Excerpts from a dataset

..........

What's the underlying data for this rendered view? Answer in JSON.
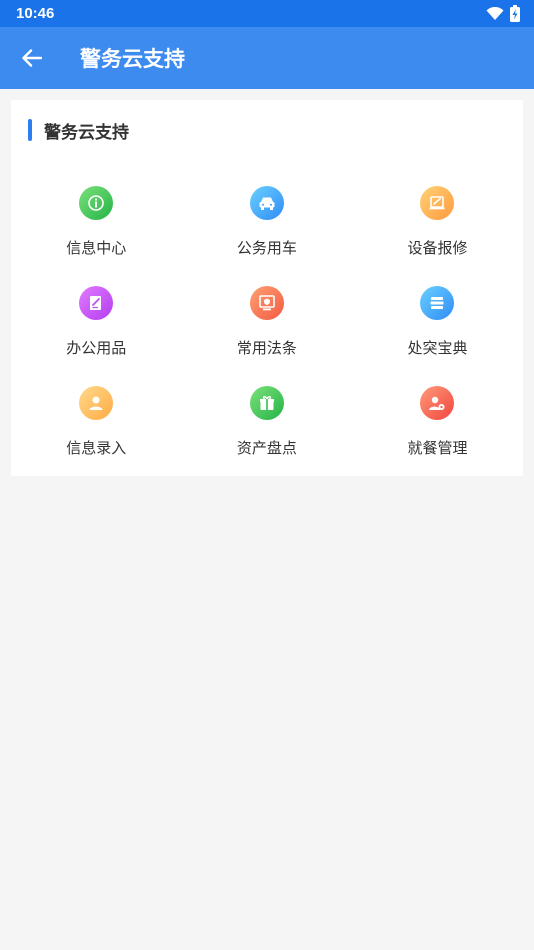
{
  "status_bar": {
    "time": "10:46"
  },
  "app_bar": {
    "title": "警务云支持"
  },
  "card": {
    "title": "警务云支持",
    "items": [
      {
        "label": "信息中心",
        "icon": "info-icon",
        "color": "#2fbf55"
      },
      {
        "label": "公务用车",
        "icon": "car-icon",
        "color": "#3a9af6"
      },
      {
        "label": "设备报修",
        "icon": "repair-icon",
        "color": "#ffad4a"
      },
      {
        "label": "办公用品",
        "icon": "document-edit-icon",
        "color": "#c24ef5"
      },
      {
        "label": "常用法条",
        "icon": "law-icon",
        "color": "#f46b4e"
      },
      {
        "label": "处突宝典",
        "icon": "book-stack-icon",
        "color": "#3a9af6"
      },
      {
        "label": "信息录入",
        "icon": "user-icon",
        "color": "#ffb24f"
      },
      {
        "label": "资产盘点",
        "icon": "gift-box-icon",
        "color": "#2fbf55"
      },
      {
        "label": "就餐管理",
        "icon": "user-settings-icon",
        "color": "#f2564a"
      }
    ]
  }
}
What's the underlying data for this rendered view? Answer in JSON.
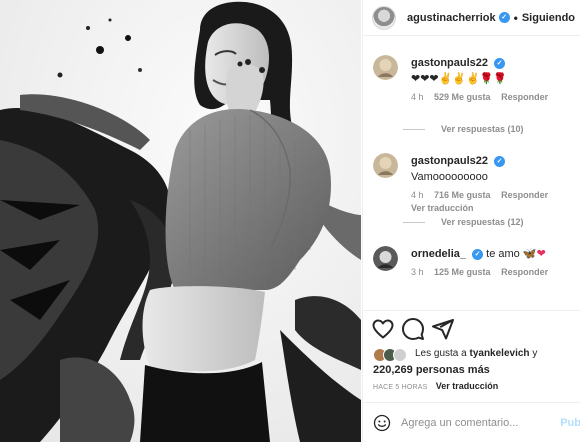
{
  "post": {
    "author": "agustinacherriok",
    "follow_status": "Siguiendo",
    "separator": "•"
  },
  "comments": [
    {
      "user": "gastonpauls22",
      "verified": true,
      "text": "❤❤❤✌✌✌🌹🌹",
      "time": "4 h",
      "likes": "529 Me gusta",
      "reply": "Responder",
      "translate": "",
      "view_replies": "Ver respuestas (10)"
    },
    {
      "user": "gastonpauls22",
      "verified": true,
      "text": "Vamooooooooo",
      "time": "4 h",
      "likes": "716 Me gusta",
      "reply": "Responder",
      "translate": "Ver traducción",
      "view_replies": "Ver respuestas (12)"
    },
    {
      "user": "ornedelia_",
      "verified": true,
      "text": "te amo",
      "time": "3 h",
      "likes": "125 Me gusta",
      "reply": "Responder",
      "translate": "",
      "view_replies": ""
    }
  ],
  "likes": {
    "prefix": "Les gusta a",
    "user": "tyankelevich",
    "conj": "y",
    "count": "220,269 personas más"
  },
  "timestamp": {
    "ago": "HACE 5 HORAS",
    "translate": "Ver traducción"
  },
  "comment_box": {
    "placeholder": "Agrega un comentario...",
    "post_label": "Pub"
  },
  "icons": {
    "like": "heart-outline-icon",
    "comment": "comment-bubble-icon",
    "share": "paper-plane-icon",
    "emoji": "smiley-icon",
    "verified": "verified-badge-icon"
  },
  "colors": {
    "verified": "#3897f0",
    "muted": "#8e8e8e",
    "post_disabled": "#b2dffc",
    "heart_emoji": "#ed1f3c"
  }
}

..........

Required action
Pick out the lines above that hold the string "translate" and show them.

Problem solution
      "translate": "",
      "translate": "Ver traducción",
      "translate": "",
    "translate": "Ver traducción"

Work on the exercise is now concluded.